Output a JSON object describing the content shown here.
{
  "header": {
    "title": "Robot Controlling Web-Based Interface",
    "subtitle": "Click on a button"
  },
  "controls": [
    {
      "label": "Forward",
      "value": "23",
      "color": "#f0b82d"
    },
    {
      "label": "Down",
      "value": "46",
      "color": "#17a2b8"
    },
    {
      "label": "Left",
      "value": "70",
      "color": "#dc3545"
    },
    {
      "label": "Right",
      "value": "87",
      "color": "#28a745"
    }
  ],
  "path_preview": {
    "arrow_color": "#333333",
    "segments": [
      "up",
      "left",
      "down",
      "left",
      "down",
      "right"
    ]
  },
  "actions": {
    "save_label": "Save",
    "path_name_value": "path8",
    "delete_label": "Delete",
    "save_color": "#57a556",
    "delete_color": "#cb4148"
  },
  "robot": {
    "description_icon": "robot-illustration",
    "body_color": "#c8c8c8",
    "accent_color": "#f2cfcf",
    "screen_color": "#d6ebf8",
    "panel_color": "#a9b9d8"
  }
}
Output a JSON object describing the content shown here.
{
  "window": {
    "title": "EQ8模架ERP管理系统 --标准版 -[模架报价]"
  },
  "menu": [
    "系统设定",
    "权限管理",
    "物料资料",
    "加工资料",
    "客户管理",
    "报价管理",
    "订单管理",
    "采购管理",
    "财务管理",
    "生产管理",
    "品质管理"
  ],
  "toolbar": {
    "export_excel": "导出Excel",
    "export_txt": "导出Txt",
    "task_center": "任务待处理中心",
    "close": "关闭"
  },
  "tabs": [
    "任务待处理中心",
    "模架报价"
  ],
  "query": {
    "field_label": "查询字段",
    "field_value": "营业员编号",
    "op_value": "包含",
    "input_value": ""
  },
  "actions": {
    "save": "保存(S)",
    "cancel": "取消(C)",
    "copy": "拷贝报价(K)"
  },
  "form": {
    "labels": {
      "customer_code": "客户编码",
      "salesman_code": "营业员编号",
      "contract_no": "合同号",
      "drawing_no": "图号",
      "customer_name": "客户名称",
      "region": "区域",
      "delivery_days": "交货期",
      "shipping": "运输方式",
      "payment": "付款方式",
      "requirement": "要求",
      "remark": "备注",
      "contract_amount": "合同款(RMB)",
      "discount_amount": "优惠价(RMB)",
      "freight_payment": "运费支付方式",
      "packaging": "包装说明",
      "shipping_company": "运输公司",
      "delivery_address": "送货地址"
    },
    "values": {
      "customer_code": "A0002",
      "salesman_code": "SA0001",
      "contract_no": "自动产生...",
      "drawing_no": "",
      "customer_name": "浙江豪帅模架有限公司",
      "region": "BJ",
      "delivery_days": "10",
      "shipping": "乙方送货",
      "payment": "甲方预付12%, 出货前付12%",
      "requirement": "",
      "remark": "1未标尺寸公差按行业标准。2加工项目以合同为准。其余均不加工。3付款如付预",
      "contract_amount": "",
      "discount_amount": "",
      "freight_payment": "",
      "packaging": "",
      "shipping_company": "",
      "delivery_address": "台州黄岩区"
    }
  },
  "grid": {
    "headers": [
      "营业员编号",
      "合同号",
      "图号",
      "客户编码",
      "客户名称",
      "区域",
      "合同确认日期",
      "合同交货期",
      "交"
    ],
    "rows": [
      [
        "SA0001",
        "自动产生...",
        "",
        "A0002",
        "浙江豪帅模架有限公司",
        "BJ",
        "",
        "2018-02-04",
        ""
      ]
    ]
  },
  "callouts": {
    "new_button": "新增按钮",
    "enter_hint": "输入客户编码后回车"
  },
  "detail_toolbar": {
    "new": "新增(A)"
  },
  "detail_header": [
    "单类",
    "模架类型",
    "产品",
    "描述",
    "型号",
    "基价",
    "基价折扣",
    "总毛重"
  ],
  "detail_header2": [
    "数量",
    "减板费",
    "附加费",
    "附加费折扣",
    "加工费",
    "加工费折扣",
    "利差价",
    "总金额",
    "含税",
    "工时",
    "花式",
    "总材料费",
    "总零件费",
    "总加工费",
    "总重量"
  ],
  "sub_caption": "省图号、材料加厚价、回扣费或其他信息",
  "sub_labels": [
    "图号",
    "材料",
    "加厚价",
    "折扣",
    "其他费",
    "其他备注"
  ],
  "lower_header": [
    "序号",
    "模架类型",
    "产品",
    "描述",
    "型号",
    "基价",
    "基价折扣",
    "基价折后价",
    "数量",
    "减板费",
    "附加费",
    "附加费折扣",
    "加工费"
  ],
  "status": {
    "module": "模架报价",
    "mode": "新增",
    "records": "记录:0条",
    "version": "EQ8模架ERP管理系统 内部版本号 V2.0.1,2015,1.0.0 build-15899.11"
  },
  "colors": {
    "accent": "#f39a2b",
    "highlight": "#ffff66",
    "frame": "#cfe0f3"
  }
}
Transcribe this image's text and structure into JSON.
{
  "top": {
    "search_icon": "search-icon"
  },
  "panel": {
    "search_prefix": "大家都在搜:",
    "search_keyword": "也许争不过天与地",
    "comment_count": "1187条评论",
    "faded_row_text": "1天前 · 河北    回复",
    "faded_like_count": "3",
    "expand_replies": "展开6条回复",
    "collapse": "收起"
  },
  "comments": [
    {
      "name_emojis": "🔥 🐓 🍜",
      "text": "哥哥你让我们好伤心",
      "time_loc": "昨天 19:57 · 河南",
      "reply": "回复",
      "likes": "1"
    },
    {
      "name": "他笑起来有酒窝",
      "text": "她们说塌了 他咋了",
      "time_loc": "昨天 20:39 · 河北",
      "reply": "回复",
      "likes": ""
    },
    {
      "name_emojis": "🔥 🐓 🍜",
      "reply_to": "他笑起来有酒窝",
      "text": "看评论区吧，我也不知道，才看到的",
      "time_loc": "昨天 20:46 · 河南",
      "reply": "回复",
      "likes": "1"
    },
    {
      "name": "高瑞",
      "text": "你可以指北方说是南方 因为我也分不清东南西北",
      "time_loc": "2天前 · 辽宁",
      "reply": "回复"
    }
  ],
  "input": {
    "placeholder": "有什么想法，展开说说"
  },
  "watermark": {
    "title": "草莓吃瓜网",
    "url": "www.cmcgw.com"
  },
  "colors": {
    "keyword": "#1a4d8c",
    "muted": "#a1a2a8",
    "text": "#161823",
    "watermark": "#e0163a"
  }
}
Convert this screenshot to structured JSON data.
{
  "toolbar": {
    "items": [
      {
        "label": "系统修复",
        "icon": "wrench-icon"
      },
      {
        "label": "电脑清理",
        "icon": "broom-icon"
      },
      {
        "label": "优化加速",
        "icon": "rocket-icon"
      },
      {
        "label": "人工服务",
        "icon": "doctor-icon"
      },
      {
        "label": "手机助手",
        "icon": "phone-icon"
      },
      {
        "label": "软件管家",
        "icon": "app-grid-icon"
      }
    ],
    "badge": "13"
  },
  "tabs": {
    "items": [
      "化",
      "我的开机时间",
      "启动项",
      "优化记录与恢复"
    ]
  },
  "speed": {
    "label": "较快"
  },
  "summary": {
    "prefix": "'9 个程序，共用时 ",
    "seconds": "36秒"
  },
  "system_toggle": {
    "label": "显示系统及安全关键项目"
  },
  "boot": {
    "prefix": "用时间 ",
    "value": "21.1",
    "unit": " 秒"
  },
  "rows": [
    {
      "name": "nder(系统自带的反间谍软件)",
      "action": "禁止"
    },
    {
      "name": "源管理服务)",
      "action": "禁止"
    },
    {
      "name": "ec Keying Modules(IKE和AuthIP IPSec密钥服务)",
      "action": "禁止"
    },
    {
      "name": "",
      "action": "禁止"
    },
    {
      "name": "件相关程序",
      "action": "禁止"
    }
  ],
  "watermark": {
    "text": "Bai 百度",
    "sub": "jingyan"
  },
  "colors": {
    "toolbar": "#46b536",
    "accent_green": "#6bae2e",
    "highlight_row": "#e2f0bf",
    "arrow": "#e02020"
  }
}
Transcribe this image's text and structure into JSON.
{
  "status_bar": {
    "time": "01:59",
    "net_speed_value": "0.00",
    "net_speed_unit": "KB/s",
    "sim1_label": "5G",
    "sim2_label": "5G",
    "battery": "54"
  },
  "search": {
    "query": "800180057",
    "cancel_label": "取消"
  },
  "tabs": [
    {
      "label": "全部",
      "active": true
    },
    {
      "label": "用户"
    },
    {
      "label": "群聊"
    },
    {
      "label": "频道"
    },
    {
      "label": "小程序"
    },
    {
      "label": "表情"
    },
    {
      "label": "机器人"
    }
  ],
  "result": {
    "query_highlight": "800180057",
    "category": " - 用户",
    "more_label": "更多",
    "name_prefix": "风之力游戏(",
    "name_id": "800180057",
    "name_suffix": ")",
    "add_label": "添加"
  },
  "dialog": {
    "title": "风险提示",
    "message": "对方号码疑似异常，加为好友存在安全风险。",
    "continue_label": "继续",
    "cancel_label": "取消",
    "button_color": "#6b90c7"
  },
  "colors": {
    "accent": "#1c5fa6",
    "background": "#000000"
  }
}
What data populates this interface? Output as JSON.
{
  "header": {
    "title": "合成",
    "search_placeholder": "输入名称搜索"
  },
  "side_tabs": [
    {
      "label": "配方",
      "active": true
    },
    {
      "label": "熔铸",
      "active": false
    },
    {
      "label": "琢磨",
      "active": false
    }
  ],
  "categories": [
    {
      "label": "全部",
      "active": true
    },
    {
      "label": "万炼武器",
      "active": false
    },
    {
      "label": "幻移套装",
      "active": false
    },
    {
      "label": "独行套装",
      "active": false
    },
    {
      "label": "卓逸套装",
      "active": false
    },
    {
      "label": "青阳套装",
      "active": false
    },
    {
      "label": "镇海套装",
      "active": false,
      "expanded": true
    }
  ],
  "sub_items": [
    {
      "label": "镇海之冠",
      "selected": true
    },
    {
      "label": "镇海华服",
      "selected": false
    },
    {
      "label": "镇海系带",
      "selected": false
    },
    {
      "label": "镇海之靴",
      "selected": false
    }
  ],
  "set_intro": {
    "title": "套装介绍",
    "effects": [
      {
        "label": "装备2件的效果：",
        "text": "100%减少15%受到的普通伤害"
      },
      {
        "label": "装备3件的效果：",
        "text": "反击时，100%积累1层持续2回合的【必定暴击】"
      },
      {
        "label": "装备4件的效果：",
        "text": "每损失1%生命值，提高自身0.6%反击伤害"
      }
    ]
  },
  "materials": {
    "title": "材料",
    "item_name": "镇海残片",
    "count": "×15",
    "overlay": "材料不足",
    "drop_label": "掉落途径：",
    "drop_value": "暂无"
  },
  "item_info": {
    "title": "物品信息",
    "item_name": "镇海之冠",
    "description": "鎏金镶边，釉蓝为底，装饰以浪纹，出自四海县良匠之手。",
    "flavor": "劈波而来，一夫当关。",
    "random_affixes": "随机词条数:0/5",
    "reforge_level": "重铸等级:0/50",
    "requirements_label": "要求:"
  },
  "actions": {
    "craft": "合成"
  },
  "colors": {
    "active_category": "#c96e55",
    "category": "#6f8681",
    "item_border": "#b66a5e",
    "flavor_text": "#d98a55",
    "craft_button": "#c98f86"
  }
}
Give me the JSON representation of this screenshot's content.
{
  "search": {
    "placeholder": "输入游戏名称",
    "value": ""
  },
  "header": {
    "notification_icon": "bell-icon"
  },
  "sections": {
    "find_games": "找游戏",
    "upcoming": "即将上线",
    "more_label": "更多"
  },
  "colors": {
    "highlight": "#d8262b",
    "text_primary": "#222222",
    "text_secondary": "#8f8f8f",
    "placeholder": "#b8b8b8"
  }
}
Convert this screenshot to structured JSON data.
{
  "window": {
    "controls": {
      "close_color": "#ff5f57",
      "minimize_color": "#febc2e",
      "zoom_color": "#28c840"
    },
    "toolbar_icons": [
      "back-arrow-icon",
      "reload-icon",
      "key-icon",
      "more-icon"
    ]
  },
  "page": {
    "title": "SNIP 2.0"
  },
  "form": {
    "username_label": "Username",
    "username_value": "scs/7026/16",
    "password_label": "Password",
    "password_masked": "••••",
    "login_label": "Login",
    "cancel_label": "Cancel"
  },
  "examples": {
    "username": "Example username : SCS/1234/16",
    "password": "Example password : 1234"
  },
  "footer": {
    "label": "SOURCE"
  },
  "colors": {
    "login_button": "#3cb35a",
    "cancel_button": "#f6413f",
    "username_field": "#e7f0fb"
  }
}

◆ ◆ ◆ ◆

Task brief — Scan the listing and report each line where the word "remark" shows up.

Answer to the problem —
      "remark": "备注",
      "remark": "1未标尺寸公差按行业标准。2加工项目以合同为准。其余均不加工。3付款如付预",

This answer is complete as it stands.